Cities which consider climate change sources and impacts in planning and decision-making will be the most prepared. Increasing equity is also key to enhancing resilience and addressing long-standing racial inequities, ensuring that those with fewer resources are protected.
While changing environmental conditions are visible everywhere, low-income communities, communities of color, and otherwise vulnerable communities are the most adversely impacted as their members are more likely to live in locations more vulnerable to climate events and have fewer resources to recover from major climate events. As a result of the pandemic, risk has increased and city response has become more challenging given fiscal impacts, public health concerns and challenges related to social distancing, and typical disaster preparedness practices such as evacuation and shelter management.
“Climate change is one of the most pressing challenges addressing cities today and has become all the more urgent as our cities and communities are also battling COVID-19. ULI’s Urban Resilience Program is eager to support cities at this difficult time and help build bridges between local ULI members, city leaders, and community-based groups.” said Katharine Burgess, vice president of the Urban Resilience Program. “Our work with cities will focus on how to assess climate vulnerabilities and enhance resilience through land use policy, resilient infrastructure, public private partnerships and other strategies.”

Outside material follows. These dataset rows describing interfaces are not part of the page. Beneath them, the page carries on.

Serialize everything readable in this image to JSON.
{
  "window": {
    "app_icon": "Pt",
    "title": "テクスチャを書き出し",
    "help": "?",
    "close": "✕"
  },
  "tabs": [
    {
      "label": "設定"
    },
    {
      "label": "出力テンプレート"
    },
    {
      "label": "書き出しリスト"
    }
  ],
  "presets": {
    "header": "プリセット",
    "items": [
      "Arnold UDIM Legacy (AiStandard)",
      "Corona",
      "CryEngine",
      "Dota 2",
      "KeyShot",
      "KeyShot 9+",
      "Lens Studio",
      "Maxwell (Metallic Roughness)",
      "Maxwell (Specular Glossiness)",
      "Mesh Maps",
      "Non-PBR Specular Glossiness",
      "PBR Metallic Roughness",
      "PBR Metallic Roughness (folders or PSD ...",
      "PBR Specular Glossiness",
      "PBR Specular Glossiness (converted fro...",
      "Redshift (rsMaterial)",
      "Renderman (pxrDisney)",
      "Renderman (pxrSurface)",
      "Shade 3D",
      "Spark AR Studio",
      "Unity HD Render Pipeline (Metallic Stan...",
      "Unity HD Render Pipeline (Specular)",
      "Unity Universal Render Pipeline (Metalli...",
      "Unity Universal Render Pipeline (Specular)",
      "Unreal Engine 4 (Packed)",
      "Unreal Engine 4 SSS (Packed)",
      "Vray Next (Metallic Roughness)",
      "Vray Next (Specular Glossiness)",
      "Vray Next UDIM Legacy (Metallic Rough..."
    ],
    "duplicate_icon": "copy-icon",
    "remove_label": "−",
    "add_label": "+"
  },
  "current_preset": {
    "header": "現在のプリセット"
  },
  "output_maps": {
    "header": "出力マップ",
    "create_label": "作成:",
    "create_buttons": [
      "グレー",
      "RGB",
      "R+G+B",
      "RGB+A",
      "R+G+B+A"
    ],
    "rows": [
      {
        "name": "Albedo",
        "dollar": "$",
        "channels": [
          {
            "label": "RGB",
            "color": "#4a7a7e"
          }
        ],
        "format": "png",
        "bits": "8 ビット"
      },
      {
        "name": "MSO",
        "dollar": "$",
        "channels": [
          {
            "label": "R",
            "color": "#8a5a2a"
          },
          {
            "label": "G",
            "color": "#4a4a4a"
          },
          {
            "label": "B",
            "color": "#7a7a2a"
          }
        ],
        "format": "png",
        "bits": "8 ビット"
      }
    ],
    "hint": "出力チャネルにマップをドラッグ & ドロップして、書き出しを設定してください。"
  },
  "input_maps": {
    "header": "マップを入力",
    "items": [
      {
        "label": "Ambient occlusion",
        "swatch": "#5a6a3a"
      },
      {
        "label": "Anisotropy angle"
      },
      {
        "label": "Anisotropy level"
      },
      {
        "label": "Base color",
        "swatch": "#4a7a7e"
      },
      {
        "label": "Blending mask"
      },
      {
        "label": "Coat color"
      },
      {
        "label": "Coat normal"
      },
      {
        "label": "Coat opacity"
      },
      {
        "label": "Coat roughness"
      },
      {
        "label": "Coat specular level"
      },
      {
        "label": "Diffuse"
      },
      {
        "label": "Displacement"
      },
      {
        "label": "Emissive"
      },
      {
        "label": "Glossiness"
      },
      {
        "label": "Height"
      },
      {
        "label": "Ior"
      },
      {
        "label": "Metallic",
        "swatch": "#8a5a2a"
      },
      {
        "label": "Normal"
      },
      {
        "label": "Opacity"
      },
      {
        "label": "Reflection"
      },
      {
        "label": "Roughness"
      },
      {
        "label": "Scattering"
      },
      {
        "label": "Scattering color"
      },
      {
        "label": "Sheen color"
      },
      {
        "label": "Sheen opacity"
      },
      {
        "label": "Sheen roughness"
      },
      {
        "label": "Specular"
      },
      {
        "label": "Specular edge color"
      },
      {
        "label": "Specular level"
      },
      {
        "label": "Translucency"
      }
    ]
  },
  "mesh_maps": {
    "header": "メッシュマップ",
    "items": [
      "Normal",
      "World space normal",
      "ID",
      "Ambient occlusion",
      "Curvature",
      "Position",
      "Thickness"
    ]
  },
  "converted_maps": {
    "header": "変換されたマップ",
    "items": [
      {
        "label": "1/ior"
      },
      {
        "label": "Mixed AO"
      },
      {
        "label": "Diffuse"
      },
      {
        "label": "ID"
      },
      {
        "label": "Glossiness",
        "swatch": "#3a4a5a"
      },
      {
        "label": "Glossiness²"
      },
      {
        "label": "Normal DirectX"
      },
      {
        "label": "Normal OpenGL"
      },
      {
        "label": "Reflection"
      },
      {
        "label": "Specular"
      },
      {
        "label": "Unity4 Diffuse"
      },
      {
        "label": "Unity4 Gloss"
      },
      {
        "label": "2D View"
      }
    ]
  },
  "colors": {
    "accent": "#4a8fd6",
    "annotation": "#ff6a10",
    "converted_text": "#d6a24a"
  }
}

Through RLUC, ULI will work with cities via its advisory services and technical assistance panel programs, which galvanize the Institute’s member base to provide strategic, unbiased advice to cities on land use and real estate development issues. ULI panels bring real estate and land use professionals together to develop solutions to local land use challenges through dynamic, workshop-style engagements which include significant stakeholder involvement. In order to assist implementation of each expert panel’s recommendations, ULI will also provide long-term coaching and follow-up within the communities. ULI also plans to bring together city staff from all seven communities and ULI’s District Council network through the Cohort, to share lessons learned and strategies to leverage implementation.
In addition to these community-specific panels and ongoing assistance, the grant will enable ULI to produce reports, presentations, and other communications on best practices. Through JPMorgan Chase’s partnership, ULI can help communities address the impacts and sources of climate change and consider climate change impacts in planning and decision-making.